Radiation column stoked gore and fear

Thank you, Dr. Hook, for your clinically-detailed, step-by-step account of how one slowly dies from a lethal dose of radiation poisoning. [March 24: "Radiation sickness: Horrible symptoms, horrible death"]

This must be the reassuring message that you felt Charlottesville was looking for in the aftermath of the ongoing tragedy in Japan.  Aside from a possible morbid curiosity as what fate might await the plant workers in Japan if they were to receive such a lethal exposure (so far none have been reported), what is the take-away-message you were hoping to convey? What is the relevance to us here in Charlottesville?
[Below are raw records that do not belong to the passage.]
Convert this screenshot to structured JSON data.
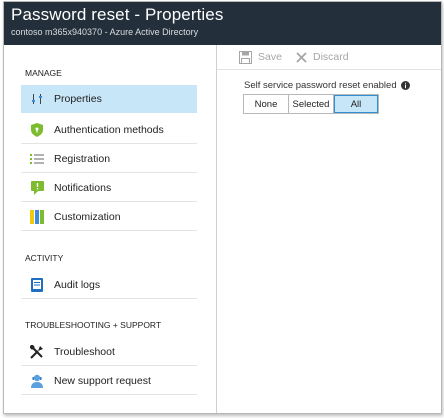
{
  "window": {
    "title": "Password reset - Properties",
    "subtitle": "contoso m365x940370 - Azure Active Directory"
  },
  "sidebar": {
    "sections": [
      {
        "label": "MANAGE",
        "items": [
          {
            "label": "Properties",
            "icon": "properties-sliders-icon",
            "selected": true
          },
          {
            "label": "Authentication methods",
            "icon": "shield-icon",
            "selected": false
          },
          {
            "label": "Registration",
            "icon": "checklist-icon",
            "selected": false
          },
          {
            "label": "Notifications",
            "icon": "notification-icon",
            "selected": false
          },
          {
            "label": "Customization",
            "icon": "customization-icon",
            "selected": false
          }
        ]
      },
      {
        "label": "ACTIVITY",
        "items": [
          {
            "label": "Audit logs",
            "icon": "audit-log-icon",
            "selected": false
          }
        ]
      },
      {
        "label": "TROUBLESHOOTING + SUPPORT",
        "items": [
          {
            "label": "Troubleshoot",
            "icon": "wrench-icon",
            "selected": false
          },
          {
            "label": "New support request",
            "icon": "support-person-icon",
            "selected": false
          }
        ]
      }
    ]
  },
  "toolbar": {
    "save_label": "Save",
    "discard_label": "Discard"
  },
  "settings": {
    "sspr_label": "Self service password reset enabled",
    "sspr_options": [
      "None",
      "Selected",
      "All"
    ],
    "sspr_selected": "All"
  },
  "colors": {
    "header_bg": "#232f3a",
    "selected_bg": "#c7e6f7",
    "accent": "#2f8fd3"
  }
}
Physicians are entrusted not only to provide information, but also to use their judgment as to what information would be in the best interest of the patient.

You mentioned the Chernobyl accident (a plant of a woefully primitive design) and “thousands of exposures” without any mention of the health consequences of those exposures. Sorting out the radiation health problems from this population has been an ongoing epidemiological challenge. No increase in leukemia or solid tumors has been found. Thyroid cancers were increased, but actual deaths few.

“Don't forget Three Mile Island!” Forget what Dr. Hook? Over 30,000 nearby residents were followed for almost 20 years, and no evidence of unusual health effects was noted. The average radiation exposure was likened to one extra chest film, or to one-third of the average yearly radiation background.

You mentioned “more than 750,000 persons have been exposed to radiation.” Would that include the natural bananas that they buy at the natural food store and which are naturally radioactive with potassium-40? The “Banana Equivalent Dose” is used in the scientific literature as a measure of radioactivity. Your readers might find the term “hormesis” and the possibly beneficial effects of low-level radiation more reassuring than your scare story.

Charles Battig, M.D.